Monday, October 17, 2016
Sometimes in life we reach a turning point, and turning sixty is one of those times for me.
I have always seen life as full of possibilities, and have had a constantly evolving list of things I want to do some day (as contrasted with a list of things I have to do, which is a different story). To be fair, I have accomplished a great many things on that list. I am very good at focusing, figuring out a step by step plan, and buckling down to do the actual work. What I have not been so good at is committing to a particular line of inquiry, career plan, or workplace over the long term. Or to a particular vision of who I am and the life I want to lead.
I have taken to heart the adage, "follow your passions," although with considerable introspection at each major zig or zag of my life and career. While at each major turning point I knew with certainty it was time to make a change, the direction of the change was less clear. I have an eclectic set of passions and interests that have pulled me in various directions. A partial list includes the following: language, writing, art, outdoors, wilderness, skiing, family, food, environment, health, design/development, teaching, problem solving, organic food gardening, stories, reading, travel, parenting, leadership, ideas, communication, human relationships....

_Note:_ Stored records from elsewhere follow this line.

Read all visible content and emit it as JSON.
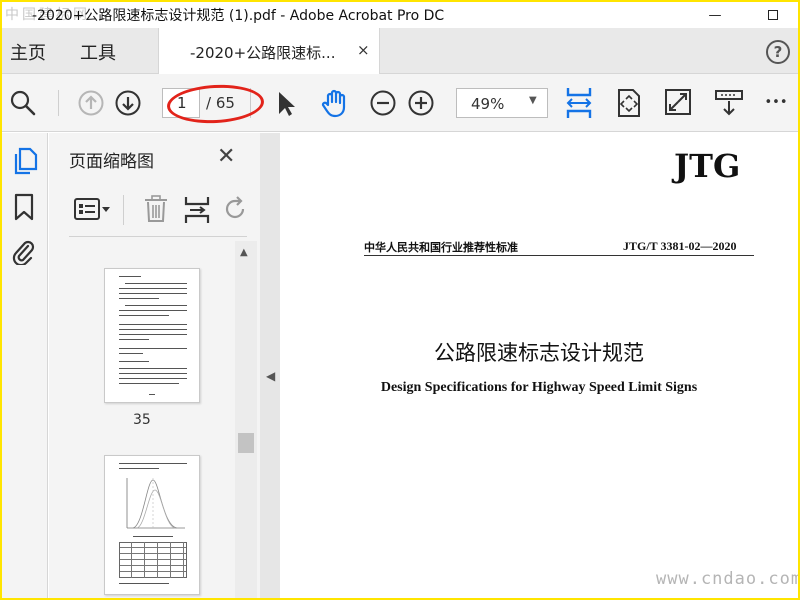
{
  "window": {
    "title": "-2020+公路限速标志设计规范 (1).pdf - Adobe Acrobat Pro DC",
    "watermark": "中国建标网",
    "minimize_label": "—"
  },
  "tabs": {
    "home_label": "主页",
    "tools_label": "工具",
    "doc_tab_label": "-2020+公路限速标...",
    "close_glyph": "×",
    "help_glyph": "?"
  },
  "toolbar": {
    "current_page": "1",
    "total_pages": "/ 65",
    "zoom": "49%",
    "caret": "▼",
    "more": "•••"
  },
  "thumbnail_panel": {
    "title": "页面缩略图",
    "close_glyph": "✕",
    "page_label": "35",
    "scroll_up": "▲"
  },
  "collapse_arrow": "◀",
  "document": {
    "logo": "JTG",
    "category": "中华人民共和国行业推荐性标准",
    "standard_number": "JTG/T 3381-02—2020",
    "title_cn": "公路限速标志设计规范",
    "title_en": "Design Specifications for Highway Speed Limit Signs"
  },
  "site_watermark": "www.cndao.com",
  "colors": {
    "frame": "#ffe500",
    "accent_blue": "#1473e6",
    "annotation_red": "#e2231a"
  }
}
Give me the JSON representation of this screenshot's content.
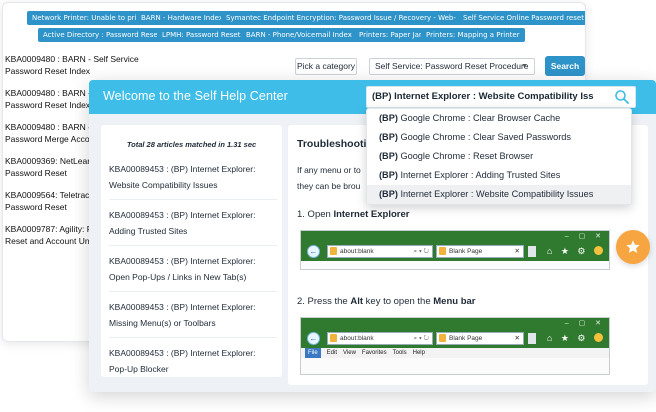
{
  "back_window": {
    "tags": [
      "Network Printer: Unable to print",
      "BARN - Hardware Index",
      "Symantec Endpoint Encryption: Password Issue / Recovery - Web- based",
      "Self Service Online Password reset",
      "Active Directory : Password Reset Accou",
      "LPMH: Password Reset",
      "BARN - Phone/Voicemail Index",
      "Printers: Paper Jam",
      "Printers: Mapping a Printer"
    ],
    "pick_category": "Pick a category",
    "selected_category": "Self Service: Password Reset Procedure",
    "search_button": "Search",
    "articles": [
      [
        "KBA0009480 : BARN - Self Service",
        "Password Reset Index"
      ],
      [
        "KBA0009480 : BARN - S",
        "Password Reset Index"
      ],
      [
        "KBA0009480 : BARN - C",
        "Password Merge Accou"
      ],
      [
        "KBA0009369: NetLearn",
        "Password Reset"
      ],
      [
        "KBA0009564: Teletrack",
        "Password Reset"
      ],
      [
        "KBA0009787: Agility: P",
        "Reset and Account Unl"
      ]
    ]
  },
  "front_window": {
    "title": "Welcome to the Self Help Center",
    "search_value": "(BP) Internet Explorer : Website Compatibility Iss",
    "match_text": "Total 28 articles matched in 1.31 sec",
    "articles": [
      [
        "KBA00089453 : (BP) Internet Explorer:",
        "Website Compatibility Issues"
      ],
      [
        "KBA00089453 : (BP) Internet Explorer:",
        "Adding Trusted Sites"
      ],
      [
        "KBA00089453 : (BP) Internet Explorer:",
        "Open Pop-Ups / Links in New Tab(s)"
      ],
      [
        "KBA00089453 : (BP) Internet Explorer:",
        "Missing Menu(s) or Toolbars"
      ],
      [
        "KBA00089453 : (BP) Internet Explorer:",
        "Pop-Up Blocker"
      ]
    ],
    "doc": {
      "title": "Troubleshootin",
      "para_line1": "If any menu or to",
      "para_line2": "they can be brou",
      "step1_prefix": "1. Open ",
      "step1_bold": "Internet Explorer",
      "step2_prefix": "2. Press the ",
      "step2_bold1": "Alt",
      "step2_mid": " key to open the ",
      "step2_bold2": "Menu bar"
    },
    "ie_window_controls": "– ▢ ✕",
    "ie_address": "about:blank",
    "ie_address_controls": "⌕ ▾ ↻",
    "ie_tab_label": "Blank Page",
    "ie_tab_close": "✕",
    "ie_toolbar_icons": "⌂ ★ ⚙",
    "ie_menu": [
      "File",
      "Edit",
      "View",
      "Favorites",
      "Tools",
      "Help"
    ]
  },
  "dropdown": {
    "items": [
      {
        "prefix": "(BP)",
        "text": " Google Chrome : Clear Browser Cache"
      },
      {
        "prefix": "(BP)",
        "text": " Google Chrome : Clear Saved Passwords"
      },
      {
        "prefix": "(BP)",
        "text": " Google Chrome : Reset Browser"
      },
      {
        "prefix": "(BP)",
        "text": " Internet Explorer : Adding Trusted Sites"
      },
      {
        "prefix": "(BP)",
        "text": " Internet Explorer : Website Compatibility Issues"
      }
    ]
  },
  "colors": {
    "header": "#3dbde8",
    "tag": "#2e93c8",
    "accent_orange": "#f7a541"
  },
  "icons": {
    "search": "search-icon",
    "star": "star-icon"
  }
}
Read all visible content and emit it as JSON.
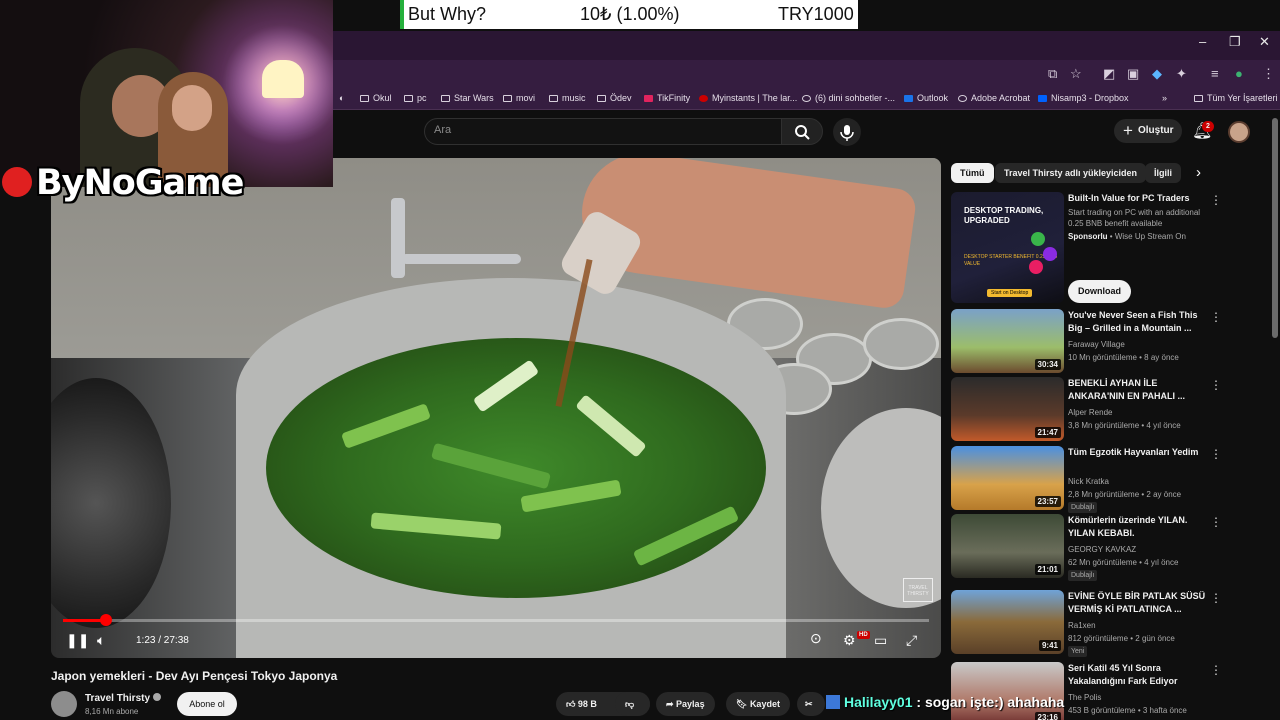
{
  "ticker": {
    "symbol": "But Why?",
    "change": "10₺ (1.00%)",
    "value": "TRY1000"
  },
  "stream": {
    "logo_text": "ByNoGame"
  },
  "browser": {
    "bookmarks": [
      "Okul",
      "pc",
      "Star Wars",
      "movi",
      "music",
      "Ödev",
      "TikFinity",
      "Myinstants | The lar...",
      "(6) dini sohbetler -...",
      "Outlook",
      "Adobe Acrobat",
      "Nisamp3 - Dropbox"
    ],
    "all_bookmarks": "Tüm Yer İşaretleri",
    "more": "»"
  },
  "header": {
    "search_placeholder": "Ara",
    "create_label": "Oluştur",
    "notif_count": "2"
  },
  "player": {
    "time": "1:23 / 27:38",
    "progress": 0.05,
    "watermark": "TRAVEL THIRSTY",
    "hd": "HD"
  },
  "video": {
    "title": "Japon yemekleri - Dev Ayı Pençesi Tokyo Japonya",
    "channel": "Travel Thirsty",
    "subs": "8,16 Mn abone",
    "subscribe": "Abone ol",
    "likes": "98 B",
    "share": "Paylaş",
    "save": "Kaydet"
  },
  "chat": {
    "user": "Halilayy01",
    "message": ": sogan işte:) ahahaha"
  },
  "sidebar": {
    "chips": [
      "Tümü",
      "Travel Thirsty adlı yükleyiciden",
      "İlgili"
    ],
    "ad": {
      "title": "Built-In Value for PC Traders",
      "desc": "Start trading on PC with an additional 0.25 BNB benefit available",
      "sponsor": "Sponsorlu",
      "advertiser": "Wise Up Stream On",
      "thumb_title": "DESKTOP TRADING, UPGRADED",
      "thumb_sub": "DESKTOP STARTER BENEFIT 0.25 BNB VALUE",
      "thumb_cta": "Start on Desktop",
      "download": "Download"
    },
    "items": [
      {
        "title": "You've Never Seen a Fish This Big – Grilled in a Mountain ...",
        "channel": "Faraway Village",
        "meta": "10 Mn görüntüleme • 8 ay önce",
        "duration": "30:34",
        "badge": ""
      },
      {
        "title": "BENEKLİ AYHAN İLE ANKARA'NIN EN PAHALI ...",
        "channel": "Alper Rende",
        "meta": "3,8 Mn görüntüleme • 4 yıl önce",
        "duration": "21:47",
        "badge": ""
      },
      {
        "title": "Tüm Egzotik Hayvanları Yedim",
        "channel": "Nick Kratka",
        "meta": "2,8 Mn görüntüleme • 2 ay önce",
        "duration": "23:57",
        "badge": "Dublajlı"
      },
      {
        "title": "Kömürlerin üzerinde YILAN. YILAN KEBABI.",
        "channel": "GEORGY KAVKAZ",
        "meta": "62 Mn görüntüleme • 4 yıl önce",
        "duration": "21:01",
        "badge": "Dublajlı"
      },
      {
        "title": "EVİNE ÖYLE BİR PATLAK SÜSÜ VERMİŞ Kİ PATLATINCA ...",
        "channel": "Ra1xen",
        "meta": "812 görüntüleme • 2 gün önce",
        "duration": "9:41",
        "badge": "Yeni"
      },
      {
        "title": "Seri Katil 45 Yıl Sonra Yakalandığını Fark Ediyor",
        "channel": "The Polis",
        "meta": "453 B görüntüleme • 3 hafta önce",
        "duration": "23:16",
        "badge": ""
      }
    ]
  },
  "colors": {
    "accent": "#ff0000",
    "brand_red": "#e02020",
    "browser_frame": "#351d40",
    "chat_user": "#5fffe0"
  },
  "icons": [
    "minimize-icon",
    "maximize-icon",
    "close-icon",
    "search-icon",
    "mic-icon",
    "bell-icon",
    "play-pause-icon",
    "volume-icon",
    "settings-icon",
    "fullscreen-icon",
    "like-icon",
    "dislike-icon",
    "share-icon",
    "save-icon",
    "clip-icon",
    "more-icon",
    "chevron-right-icon"
  ]
}
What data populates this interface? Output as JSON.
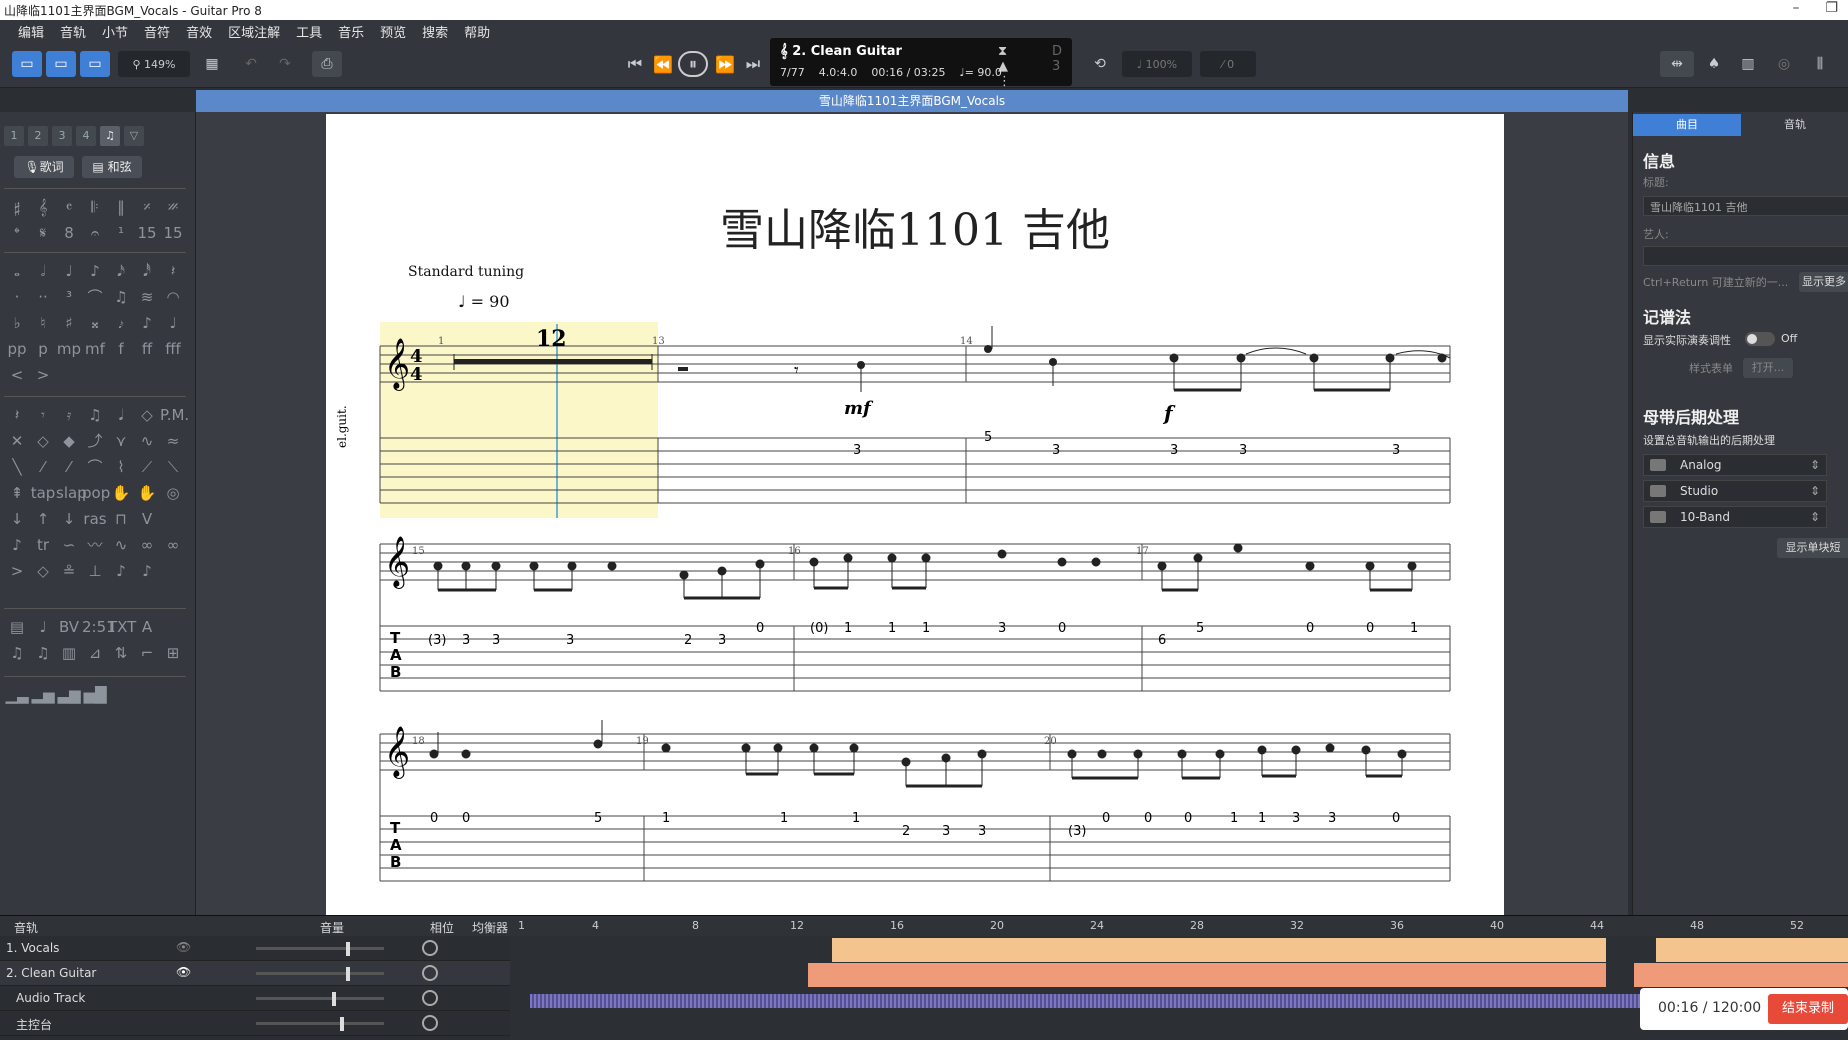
{
  "window": {
    "title": "山降临1101主界面BGM_Vocals - Guitar Pro 8"
  },
  "menu": [
    "编辑",
    "音轨",
    "小节",
    "音符",
    "音效",
    "区域注解",
    "工具",
    "音乐",
    "预览",
    "搜索",
    "帮助"
  ],
  "toolbar": {
    "zoom": "149%",
    "lcd_track": "2. Clean Guitar",
    "lcd_bar": "7/77",
    "lcd_sig": "4.0:4.0",
    "lcd_time": "00:16 / 03:25",
    "lcd_tempo": "♩= 90.0",
    "lcd_key": "D 3",
    "speed": "100%",
    "volume_val": "0"
  },
  "doc_tab": "雪山降临1101主界面BGM_Vocals",
  "left": {
    "lyrics_btn": "歌词",
    "chord_btn": "和弦",
    "pages": [
      "1",
      "2",
      "3",
      "4"
    ]
  },
  "score": {
    "title": "雪山降临1101 吉他",
    "tuning": "Standard tuning",
    "tempo": "= 90",
    "track_label": "el.guit.",
    "rest_count": "12",
    "dyn1": "mf",
    "dyn2": "f",
    "bar_numbers": [
      "1",
      "13",
      "14",
      "15",
      "16",
      "17",
      "18",
      "19",
      "20"
    ],
    "tab_row1": [
      "3",
      "5",
      "3",
      "3",
      "3",
      "3"
    ],
    "tab_row2": [
      "(3)",
      "3",
      "3",
      "3",
      "2",
      "3",
      "0",
      "(0)",
      "1",
      "1",
      "1",
      "3",
      "0",
      "6",
      "5",
      "0",
      "0",
      "1"
    ],
    "tab_row3": [
      "0",
      "0",
      "5",
      "1",
      "1",
      "1",
      "2",
      "3",
      "3",
      "(3)",
      "0",
      "0",
      "0",
      "1",
      "1",
      "3",
      "3",
      "0"
    ]
  },
  "right": {
    "tab_song": "曲目",
    "tab_track": "音轨",
    "info": "信息",
    "title_label": "标题:",
    "title_value": "雪山降临1101 吉他",
    "artist_label": "艺人:",
    "hint": "Ctrl+Return 可建立新的一...",
    "more_btn": "显示更多",
    "notation": "记谱法",
    "show_pitch": "显示实际演奏调性",
    "off": "Off",
    "style_label": "样式表单",
    "open_btn": "打开...",
    "master": "母带后期处理",
    "master_sub": "设置总音轨输出的后期处理",
    "fx": [
      "Analog",
      "Studio",
      "10-Band"
    ],
    "show_single": "显示单块短"
  },
  "tracks": {
    "header": {
      "tracks": "音轨",
      "volume": "音量",
      "pan": "相位",
      "eq": "均衡器"
    },
    "rows": [
      {
        "name": "1. Vocals"
      },
      {
        "name": "2. Clean Guitar"
      },
      {
        "name": "Audio Track"
      },
      {
        "name": "主控台"
      }
    ],
    "ruler": [
      "1",
      "4",
      "8",
      "12",
      "16",
      "20",
      "24",
      "28",
      "32",
      "36",
      "40",
      "44",
      "48",
      "52"
    ]
  },
  "recording": {
    "time": "00:16 / 120:00",
    "stop": "结束录制"
  },
  "colors": {
    "accent": "#3f7fd6",
    "clip_vocal": "#f3c48e",
    "clip_guitar": "#ef9a78",
    "selection": "#fbf7c8"
  }
}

My decisions also have been shaped by a healthy dose of pragmatism. For example, from the time I was in my teens, I have always known that I wanted to have skills that would allow me to independently support myself throughout my life. So, for example, when I was seventeen, trying to decide between whether to go to art school or university, I chose university. And when I graduated with a BA in Linguistics, I then went on to further education that allowed entree into a profession where there were lots of jobs. This choice was practical, but also followed my passions for language, teaching, and communication (but backgrounded my passion for art).
There are trade-offs in every decision. For every path followed, there are many paths not followed. You can never go back in time to take those other paths. Take my possible life as an artist. What would my life have looked like if I had followed that path instead? Now I will never know.
At this point, you, the reader might be saying, "Oh, come on! There's nothing to stop you from throwing yourself into your art now, if that's what you really want to do. After all, that is the beauty of retirement. You are not required to work for a living once you retire, using up all your time and energy in the employ of someone else. So it is a golden opportunity to pursue those deferred passions. Or even to let go of all that anxious striving and just be."
And you, dear reader, would be right. I am standing on the threshold of this period of open possibilities, looking out toward the future. After a zig into senior administration, I am now about to zag to...something else. The trouble is, I don't know what. There are so many possibilities.
It is much easier to look backwards. When I look back, I can see that aside from the life changing events that fate dealt me, every major decision about a change in direction in my life or career was preceded by a period of reflection, weighing of factors, and goal setting. For better or worse, I have ended up here, author of a good life, but struggling to write the next chapter.
There are so many choices! In the past, the way I responded to having to choose one direction over another was to console myself that it was only temporary -- somehow I would find a way to do it all. Maybe I wouldn't be able to do it all simultaneously, but surely I could do it all consecutively.
As I have considered the possibility of leaving my career altogether and fully retiring, I have suddenly come up with a plethora of new projects that I would like to do within my career before I step away, enough exciting ideas to keep me going until I am 90! But if I go down that path, I will never find out what it is like to devote myself to my art. I will never finish writing those novels.
The thing is, now that I am sixty, I realize that my time horizon is getting shorter. Choosing one thing over another has consequences, because I don't have all the time in the world. (Of course, I never did, but that was easier to ignore when my own mortality wasn't staring me in the face quite so obviously.) If I buckle down and use my remaining time to do those work projects that I am inventing for myself, Rob and I will just keep getting older and at some point we will be too old to ski that powder or hike in the Alps.
I think that some day I might get to a point where I'll say, okay, enough with all these goals and this striving. This is it with trying to achieve in this area or that. This is as far as I get. And guess what -- because of never committing to any one thing but trying to do it all, I will see that I didn't do any of those things as well as I might have if I had been more focused. I hope that I will judge myself with compassion. My old self will know that life really isn't about what you do and accomplish at all.
But I'm not there yet. I still have so much I want to do. However, time is getting shorter, so I have to choose wisely where to put my efforts. I have come face to face with the realization that I can't do it all, after all. That realization is having a paralyzing effect on my decision making about what comes next. Whatever choice I make feels too much like choosing to put all my eggs in one basket, too much like closing down possibilities, too much like giving up.